First I used “hf tune” and “lf tune” to find out if its a high or low frequency chip. The voltage didn’t drop at all using hf tune but it did drop just 4V using “lf tune”. Usually putting on other cards makes the voltage drop like 15V.
Issuing " lf search" just yields an error like “no known tags found” so i did “lf search -u”. It seems to find an “Indala ID” but after issuing the command again the ID is different. I did further research on this forum and found out that my proxmark is probably just picking up random noise and it probably isn’t an Indala ID.
So my question now is how do I properly identify this tag and why is the voltage drop just a tiny bit? I’m suspecting the identification fails because my LF antenna is just too weak?
I’ve also found this post on this forum:
Do you think making such a coil would resolve this issue?
Thanks for your fast answer and for welcoming me to the forum!
The problem is that I have no clue what kind of tag this is. That’s exactly what I’m trying to find out. I just know that this is a low frequency tag.
This tag looks just like a normal coin. In my workplace you have to use this coin to get access to the toilets.
So you throw the coin into the machine, the machine gives you the coin back and then the door can be opened.

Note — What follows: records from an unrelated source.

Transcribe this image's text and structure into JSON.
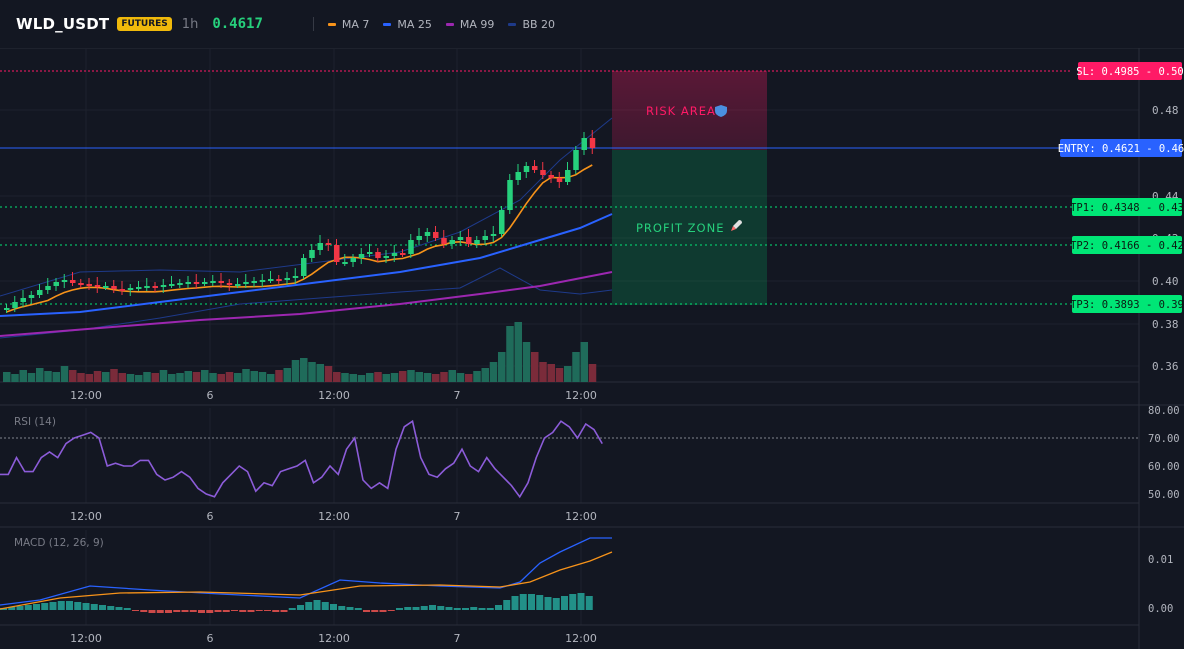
{
  "header": {
    "symbol": "WLD_USDT",
    "badge": "FUTURES",
    "timeframe": "1h",
    "last_price": "0.4617"
  },
  "indicators_legend": [
    {
      "label": "MA 7",
      "color": "#f7931a"
    },
    {
      "label": "MA 25",
      "color": "#2962ff"
    },
    {
      "label": "MA 99",
      "color": "#9c27b0"
    },
    {
      "label": "BB 20",
      "color": "#1e3a8a"
    }
  ],
  "main_chart": {
    "price_ticks": [
      "0.48",
      "0.44",
      "0.42",
      "0.40",
      "0.38",
      "0.36"
    ],
    "time_ticks": [
      "12:00",
      "6",
      "12:00",
      "7",
      "12:00"
    ],
    "levels": {
      "sl": "SL: 0.4985 - 0.50",
      "entry": "ENTRY: 0.4621 - 0.46",
      "tp1": "TP1: 0.4348 - 0.43",
      "tp2": "TP2: 0.4166 - 0.42",
      "tp3": "TP3: 0.3893 - 0.39"
    },
    "risk_label": "RISK AREA",
    "profit_label": "PROFIT ZONE",
    "colors": {
      "sl": "#ff1a66",
      "entry": "#2962ff",
      "tp": "#00e676",
      "up": "#26d07c",
      "down": "#f23645"
    }
  },
  "rsi_panel": {
    "title": "RSI (14)",
    "ticks": [
      "80.00",
      "70.00",
      "60.00",
      "50.00"
    ],
    "time_ticks": [
      "12:00",
      "6",
      "12:00",
      "7",
      "12:00"
    ]
  },
  "macd_panel": {
    "title": "MACD (12, 26, 9)",
    "ticks": [
      "0.01",
      "0.00"
    ],
    "time_ticks": [
      "12:00",
      "6",
      "12:00",
      "7",
      "12:00"
    ]
  }
}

There are also various types of LF transponders that the proxmark3 does not recognize yet because they are “reader-talk-first” or the output is not recognized. With reader talk first tags, the tag will couple (voltage drop) but sit silently waiting for the reader to issue a command that prompts the tag to respond. Because these tags don’t just spit out data when powered up, the proxmark can accidentally find data in noise and indicate Indala.
Cool, I’m pretty sure they are made of ABS, so dissasembly may be difficult.
You’ll have a better idea as you have it in your hot little hands, but if it proves too difficult, you could try a solvent like Butanone (MEK) or Acetone.
Just be aware, depending on what the antenna is made of, these may “eat” it.
Without a reader, the antenna will give more clues than the chip itself.
You could try a controlled soak, and keep an eye on it to soften the ABS to a point that you can extract more easily.
(also a good idea to wear a mask if you choose to use MEK)
Any chance you can at least remove the cover for a photo also?
Yeah, it absolutely could be, it could simply be the same enclosure that is used on some UHF Tokens I’ve seen.
It happens with LF and HF fobs also, so totally a possibility.
Do you have a link of what you found?
and also a photo of your actual token?
And this, because Amal knows far more than I do…
I checked that listing, and it does appear to cover the 2 main Freqs. So if you wen’t down that path, and if it is indeed UHF It SHOULD be able to read it. Writing!?, THAT, I can’t confirm for you without more information.
When this happens, does the coin fall straight through, or does it seem / sound like it is held within the mechanism for a second or 2